Works were started by Carlo III Borromeo (1632) who entrusted them to Milanese engineer Angelo Crivelli, who was assisted by other artists such as Pietro Antonio Barca and Francesco Maria Ricchino. Works at the site stopped towards the middle of the century due to the plague epidemic raging through the dukedom of Milan. Works were only enthusiastically resumed towards the last decades of the 17th century thanks to Carlo’s son, Vitaliano VI.
In reality, the Palazzo was really only finished right after the war when Vitaliano X (1892-1982) had the north façade and the large harbour at the upper end of the island completed, and especially because he terminated construction on the great hall based on the designs and large wood model created in 1871.
The aspect the island was intended to have - a vessel on the waters of the lake - was pursued and completed despite the lengthy works.
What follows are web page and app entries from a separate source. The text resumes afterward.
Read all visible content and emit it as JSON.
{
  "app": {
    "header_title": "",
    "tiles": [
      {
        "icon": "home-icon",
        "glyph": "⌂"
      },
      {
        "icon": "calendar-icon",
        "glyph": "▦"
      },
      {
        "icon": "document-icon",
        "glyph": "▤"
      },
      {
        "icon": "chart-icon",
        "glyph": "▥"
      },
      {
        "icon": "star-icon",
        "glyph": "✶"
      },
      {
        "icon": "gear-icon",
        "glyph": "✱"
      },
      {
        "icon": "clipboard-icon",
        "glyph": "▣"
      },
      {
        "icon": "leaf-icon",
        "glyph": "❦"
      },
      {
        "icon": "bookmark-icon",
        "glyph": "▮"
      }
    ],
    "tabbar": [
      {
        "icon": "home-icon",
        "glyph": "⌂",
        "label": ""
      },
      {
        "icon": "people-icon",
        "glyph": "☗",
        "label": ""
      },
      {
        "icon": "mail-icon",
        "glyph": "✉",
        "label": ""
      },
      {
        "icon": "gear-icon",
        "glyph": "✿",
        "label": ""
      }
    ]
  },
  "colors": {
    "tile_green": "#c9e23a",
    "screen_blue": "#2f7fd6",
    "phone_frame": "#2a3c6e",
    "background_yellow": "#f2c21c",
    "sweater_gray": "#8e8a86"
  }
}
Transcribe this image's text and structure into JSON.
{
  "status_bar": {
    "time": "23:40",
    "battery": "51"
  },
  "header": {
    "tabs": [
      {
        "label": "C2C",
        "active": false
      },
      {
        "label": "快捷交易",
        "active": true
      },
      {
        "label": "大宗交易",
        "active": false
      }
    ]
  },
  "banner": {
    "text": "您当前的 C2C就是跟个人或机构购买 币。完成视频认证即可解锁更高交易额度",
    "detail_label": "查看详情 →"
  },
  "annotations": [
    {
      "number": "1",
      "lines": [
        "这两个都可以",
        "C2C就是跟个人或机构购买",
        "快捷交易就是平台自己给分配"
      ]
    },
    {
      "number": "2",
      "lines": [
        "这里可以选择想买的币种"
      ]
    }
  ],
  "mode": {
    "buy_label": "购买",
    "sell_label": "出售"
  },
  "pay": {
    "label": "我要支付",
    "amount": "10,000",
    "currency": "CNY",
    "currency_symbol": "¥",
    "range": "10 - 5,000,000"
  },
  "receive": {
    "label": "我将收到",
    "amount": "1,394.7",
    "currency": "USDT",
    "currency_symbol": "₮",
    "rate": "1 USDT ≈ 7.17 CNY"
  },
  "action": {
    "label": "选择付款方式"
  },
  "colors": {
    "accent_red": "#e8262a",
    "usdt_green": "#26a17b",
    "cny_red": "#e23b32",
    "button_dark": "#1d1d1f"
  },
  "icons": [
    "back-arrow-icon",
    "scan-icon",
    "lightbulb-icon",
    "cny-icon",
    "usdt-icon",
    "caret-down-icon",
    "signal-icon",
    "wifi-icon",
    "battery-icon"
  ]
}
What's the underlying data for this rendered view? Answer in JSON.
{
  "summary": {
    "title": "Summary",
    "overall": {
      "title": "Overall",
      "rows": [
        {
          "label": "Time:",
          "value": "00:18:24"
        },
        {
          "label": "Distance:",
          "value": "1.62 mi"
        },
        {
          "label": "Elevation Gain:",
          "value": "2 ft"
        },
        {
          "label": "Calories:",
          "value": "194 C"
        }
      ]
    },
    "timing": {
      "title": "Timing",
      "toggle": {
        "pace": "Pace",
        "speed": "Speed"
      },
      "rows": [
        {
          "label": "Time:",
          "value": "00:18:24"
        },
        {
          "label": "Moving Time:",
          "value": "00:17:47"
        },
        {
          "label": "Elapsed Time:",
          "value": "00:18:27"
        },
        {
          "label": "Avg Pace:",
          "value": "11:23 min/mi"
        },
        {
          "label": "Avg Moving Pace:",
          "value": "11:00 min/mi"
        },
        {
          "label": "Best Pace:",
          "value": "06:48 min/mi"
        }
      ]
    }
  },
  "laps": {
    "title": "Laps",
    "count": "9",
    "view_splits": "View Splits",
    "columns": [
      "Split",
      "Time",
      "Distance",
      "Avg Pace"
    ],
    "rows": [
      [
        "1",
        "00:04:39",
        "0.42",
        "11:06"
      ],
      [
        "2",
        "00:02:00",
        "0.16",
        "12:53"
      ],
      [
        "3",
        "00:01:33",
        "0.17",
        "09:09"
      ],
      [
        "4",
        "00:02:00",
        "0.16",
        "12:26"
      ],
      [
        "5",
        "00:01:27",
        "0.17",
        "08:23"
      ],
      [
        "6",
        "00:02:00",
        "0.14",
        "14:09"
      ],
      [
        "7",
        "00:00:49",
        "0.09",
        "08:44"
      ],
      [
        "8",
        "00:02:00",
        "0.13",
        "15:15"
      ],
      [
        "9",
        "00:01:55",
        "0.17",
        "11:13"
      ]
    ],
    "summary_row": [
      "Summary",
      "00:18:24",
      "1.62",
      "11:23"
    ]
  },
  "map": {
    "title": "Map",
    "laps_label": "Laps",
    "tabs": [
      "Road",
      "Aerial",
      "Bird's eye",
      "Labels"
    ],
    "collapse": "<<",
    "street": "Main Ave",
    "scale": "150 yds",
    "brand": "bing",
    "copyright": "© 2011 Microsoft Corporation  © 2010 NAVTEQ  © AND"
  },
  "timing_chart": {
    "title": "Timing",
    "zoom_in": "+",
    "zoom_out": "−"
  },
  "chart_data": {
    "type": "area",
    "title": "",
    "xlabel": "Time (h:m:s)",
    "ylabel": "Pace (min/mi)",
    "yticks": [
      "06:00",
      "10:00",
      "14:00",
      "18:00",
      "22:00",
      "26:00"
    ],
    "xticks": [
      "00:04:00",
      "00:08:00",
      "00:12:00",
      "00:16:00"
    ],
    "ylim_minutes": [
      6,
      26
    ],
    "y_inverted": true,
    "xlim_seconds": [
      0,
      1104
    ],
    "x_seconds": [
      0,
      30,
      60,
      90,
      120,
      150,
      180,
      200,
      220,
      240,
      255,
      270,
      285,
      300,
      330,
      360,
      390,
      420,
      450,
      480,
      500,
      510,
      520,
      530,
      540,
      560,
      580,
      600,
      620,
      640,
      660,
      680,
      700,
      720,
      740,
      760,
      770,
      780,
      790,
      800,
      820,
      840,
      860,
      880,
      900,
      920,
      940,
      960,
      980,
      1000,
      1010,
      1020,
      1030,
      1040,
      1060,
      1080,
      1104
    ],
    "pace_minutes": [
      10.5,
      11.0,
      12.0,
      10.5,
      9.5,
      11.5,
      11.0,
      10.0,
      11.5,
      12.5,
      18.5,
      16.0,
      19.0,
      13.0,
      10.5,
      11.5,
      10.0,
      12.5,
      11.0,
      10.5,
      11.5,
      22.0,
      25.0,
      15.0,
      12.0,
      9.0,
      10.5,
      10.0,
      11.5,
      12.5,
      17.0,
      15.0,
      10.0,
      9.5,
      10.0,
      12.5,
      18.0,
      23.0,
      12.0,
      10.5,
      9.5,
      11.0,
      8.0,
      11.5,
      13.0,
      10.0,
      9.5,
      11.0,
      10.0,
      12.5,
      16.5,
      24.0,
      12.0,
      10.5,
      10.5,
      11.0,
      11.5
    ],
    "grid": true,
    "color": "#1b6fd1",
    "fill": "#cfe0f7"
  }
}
Indeed, the overall complex on Isola Bella (including the Palazzo and the charming Italian gardens) is elegant and harmonious.
The Palazzo was built on the north-west point of the island and is characterised by a majestic façade some 80 metres long, in the middle of which is the Salone d’onore (Hall of Honour). It develops as a curvilinear projection two floors high. The structure then extends towards the middle of the island perpendicularly to this portion, the whole thus taking the shape of a T.
All the main halls are on the first of the four floors making up the building, and unwind about the Great Hall, whose dome-shaped roof and decorations were only completed (based on the original project) between 1948-1959.
The noble floor - an area dedicated to receiving and representation - is the location of the neoclassical dance hall, also known as the Sala delle Colonne (Hall of Columns) or Sala della Musica (Hall of Music), which owes its name to the valuable music instruments displayed, and to the Sala delle Medaglie (Hall of Medals), where 10 gilded wooden medals are kept representing the most important events in the life of San Carlo Borromeo. Also on this floor is the Galleria degli Arazzi (Gallery of Tapestries), which contains six valuable 16th-century Flemish tapestries. Its barrel vault is decorated with gold ceiling roses against a white background. In past times there was also a theatre (later destroyed) to entertain owners and guests, where comedies and dramas were performed.
Lastly, the artificial grottos (access to which is through a 17th-century helicoidal stairway) are very interesting as they evoke marine environments. One of the rooms has the prehistoric dugout canoe found in Angera at the end of the 19th century.